Elizabeth Stanley, . . Kane/Miller, $15.95 (40pp) ISBN 978-1-929132-41-6

Teeth sawn off, claws stunted, her back beaten with a wooden rod, a dancing bear performs all day, but spends her nights "curled into herself, eyes closed, wandering the forests of her mind." Readers may find Australian Stanley's frank, moving portrayal of the abused ursine entertainer tough going at first, but ultimately they will be heartened by the turn of events. Equally poignant illustrations play up the contrast between the bear's reality versus her fantasies of freedom. Stanley renders a spread of the bear's vision of fishing in a stream in lush blues and foamy white, and a predominantly golden spread of her cuddling her cubs in realistic pastel strokes on ribbed paper. While held captive, the bear is depicted in purples, blues and oranges that show up even in the bear's coat, creating an

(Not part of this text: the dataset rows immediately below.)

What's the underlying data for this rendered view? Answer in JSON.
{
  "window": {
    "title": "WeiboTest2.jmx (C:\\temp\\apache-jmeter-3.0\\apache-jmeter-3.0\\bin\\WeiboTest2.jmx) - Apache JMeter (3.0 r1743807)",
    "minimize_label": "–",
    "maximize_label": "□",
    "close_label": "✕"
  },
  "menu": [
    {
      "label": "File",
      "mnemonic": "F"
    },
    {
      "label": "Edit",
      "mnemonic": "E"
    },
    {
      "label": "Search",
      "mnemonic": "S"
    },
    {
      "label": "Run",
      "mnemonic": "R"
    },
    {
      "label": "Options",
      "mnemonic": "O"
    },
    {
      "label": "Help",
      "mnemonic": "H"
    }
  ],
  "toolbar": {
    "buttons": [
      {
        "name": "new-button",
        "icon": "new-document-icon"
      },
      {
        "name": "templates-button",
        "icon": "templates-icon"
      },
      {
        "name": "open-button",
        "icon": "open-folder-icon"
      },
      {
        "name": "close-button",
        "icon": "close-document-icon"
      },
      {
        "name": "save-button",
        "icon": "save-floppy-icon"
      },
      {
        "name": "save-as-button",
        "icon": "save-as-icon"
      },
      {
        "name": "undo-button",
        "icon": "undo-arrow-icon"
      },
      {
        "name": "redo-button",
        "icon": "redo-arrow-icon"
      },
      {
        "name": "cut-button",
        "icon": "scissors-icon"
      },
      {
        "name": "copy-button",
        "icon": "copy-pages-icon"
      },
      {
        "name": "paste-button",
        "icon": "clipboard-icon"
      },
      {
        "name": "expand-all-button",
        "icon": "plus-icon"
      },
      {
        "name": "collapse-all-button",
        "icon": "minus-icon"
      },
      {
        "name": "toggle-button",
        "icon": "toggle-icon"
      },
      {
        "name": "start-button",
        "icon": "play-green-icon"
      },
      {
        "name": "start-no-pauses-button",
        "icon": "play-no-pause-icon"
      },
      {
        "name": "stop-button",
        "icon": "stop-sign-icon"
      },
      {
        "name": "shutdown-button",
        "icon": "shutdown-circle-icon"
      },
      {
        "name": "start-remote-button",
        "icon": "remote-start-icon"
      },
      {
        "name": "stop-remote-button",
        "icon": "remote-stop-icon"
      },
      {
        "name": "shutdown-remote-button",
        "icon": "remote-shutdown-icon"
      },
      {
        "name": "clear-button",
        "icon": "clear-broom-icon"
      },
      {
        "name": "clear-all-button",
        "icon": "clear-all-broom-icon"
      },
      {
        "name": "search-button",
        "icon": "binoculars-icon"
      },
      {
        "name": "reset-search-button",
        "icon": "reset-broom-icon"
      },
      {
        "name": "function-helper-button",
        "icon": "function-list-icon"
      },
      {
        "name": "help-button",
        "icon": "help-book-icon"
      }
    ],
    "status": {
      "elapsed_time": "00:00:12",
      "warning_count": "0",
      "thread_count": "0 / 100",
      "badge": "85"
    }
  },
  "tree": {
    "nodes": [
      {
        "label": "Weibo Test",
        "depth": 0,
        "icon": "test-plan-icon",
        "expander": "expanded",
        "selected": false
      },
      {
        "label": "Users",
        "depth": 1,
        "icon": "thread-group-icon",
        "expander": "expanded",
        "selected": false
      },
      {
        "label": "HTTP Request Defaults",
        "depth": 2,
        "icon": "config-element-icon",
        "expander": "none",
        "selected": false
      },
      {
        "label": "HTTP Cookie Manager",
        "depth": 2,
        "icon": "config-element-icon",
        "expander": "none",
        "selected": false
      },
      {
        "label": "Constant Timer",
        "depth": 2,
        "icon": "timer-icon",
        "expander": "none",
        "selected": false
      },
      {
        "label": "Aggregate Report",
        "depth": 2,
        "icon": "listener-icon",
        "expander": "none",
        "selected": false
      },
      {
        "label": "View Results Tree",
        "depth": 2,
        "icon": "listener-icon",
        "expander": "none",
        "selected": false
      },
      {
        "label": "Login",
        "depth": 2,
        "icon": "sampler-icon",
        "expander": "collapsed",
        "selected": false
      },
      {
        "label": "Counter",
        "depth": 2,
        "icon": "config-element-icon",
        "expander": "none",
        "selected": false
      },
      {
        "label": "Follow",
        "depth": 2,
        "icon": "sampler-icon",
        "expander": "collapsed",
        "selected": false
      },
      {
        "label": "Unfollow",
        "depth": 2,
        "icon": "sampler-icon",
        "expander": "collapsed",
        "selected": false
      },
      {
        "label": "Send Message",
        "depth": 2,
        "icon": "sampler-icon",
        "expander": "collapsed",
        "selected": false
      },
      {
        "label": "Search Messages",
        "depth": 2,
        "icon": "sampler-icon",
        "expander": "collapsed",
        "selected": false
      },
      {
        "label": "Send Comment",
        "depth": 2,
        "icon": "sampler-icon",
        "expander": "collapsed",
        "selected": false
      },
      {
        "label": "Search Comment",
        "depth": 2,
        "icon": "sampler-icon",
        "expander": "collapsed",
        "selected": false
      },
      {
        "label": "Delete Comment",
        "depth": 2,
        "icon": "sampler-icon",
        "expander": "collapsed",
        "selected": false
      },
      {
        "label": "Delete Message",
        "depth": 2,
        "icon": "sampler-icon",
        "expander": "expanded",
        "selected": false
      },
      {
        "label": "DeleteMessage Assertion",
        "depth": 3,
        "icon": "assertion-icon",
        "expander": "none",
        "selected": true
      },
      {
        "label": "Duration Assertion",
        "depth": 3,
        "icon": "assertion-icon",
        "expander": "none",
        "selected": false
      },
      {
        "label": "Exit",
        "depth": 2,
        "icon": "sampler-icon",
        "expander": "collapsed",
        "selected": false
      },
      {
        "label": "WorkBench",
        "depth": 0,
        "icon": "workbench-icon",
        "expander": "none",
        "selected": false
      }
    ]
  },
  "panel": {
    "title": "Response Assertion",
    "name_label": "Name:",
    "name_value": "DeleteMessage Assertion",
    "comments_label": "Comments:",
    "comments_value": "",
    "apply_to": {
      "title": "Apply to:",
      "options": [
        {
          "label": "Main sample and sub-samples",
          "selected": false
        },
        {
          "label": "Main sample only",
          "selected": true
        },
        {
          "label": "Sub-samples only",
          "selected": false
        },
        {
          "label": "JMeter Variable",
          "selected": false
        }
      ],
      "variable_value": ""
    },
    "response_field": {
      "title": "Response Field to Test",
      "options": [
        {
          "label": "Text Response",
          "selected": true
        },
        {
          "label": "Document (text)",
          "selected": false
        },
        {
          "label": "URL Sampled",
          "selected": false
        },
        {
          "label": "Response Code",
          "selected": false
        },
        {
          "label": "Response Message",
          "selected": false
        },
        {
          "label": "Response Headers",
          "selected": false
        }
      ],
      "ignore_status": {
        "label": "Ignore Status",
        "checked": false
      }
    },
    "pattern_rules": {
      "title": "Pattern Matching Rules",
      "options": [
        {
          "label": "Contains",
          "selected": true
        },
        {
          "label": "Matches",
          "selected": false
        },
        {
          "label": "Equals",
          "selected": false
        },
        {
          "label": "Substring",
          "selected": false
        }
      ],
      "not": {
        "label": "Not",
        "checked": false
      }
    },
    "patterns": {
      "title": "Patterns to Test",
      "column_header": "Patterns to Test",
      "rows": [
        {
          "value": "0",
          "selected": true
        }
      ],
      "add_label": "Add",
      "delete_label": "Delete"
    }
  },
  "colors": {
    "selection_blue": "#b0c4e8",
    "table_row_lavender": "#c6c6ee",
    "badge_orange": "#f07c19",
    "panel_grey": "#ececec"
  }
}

otherworldly aura. A respected village elder buys the bear's freedom, and when he offers his savings a second time for a dancing cub, the crowd rises up against the cruel trainer—but the elder stops them: "Sometimes one must pay a high price for a different life, for a life one has dreamed of." Illustrations of the bear with her liberator return to lifelike shades, indicating that the bear's reality and dream life have at last united. Other than an occasional lapse into loftiness ("a fitting kind of restitution," for example), Stanley delicately and accessibly addresses rather big concepts—animal rights, selflessness and how one person can move a crowd from "dumb curiosity" to moral outrage. Ages 5-9. (Mar.)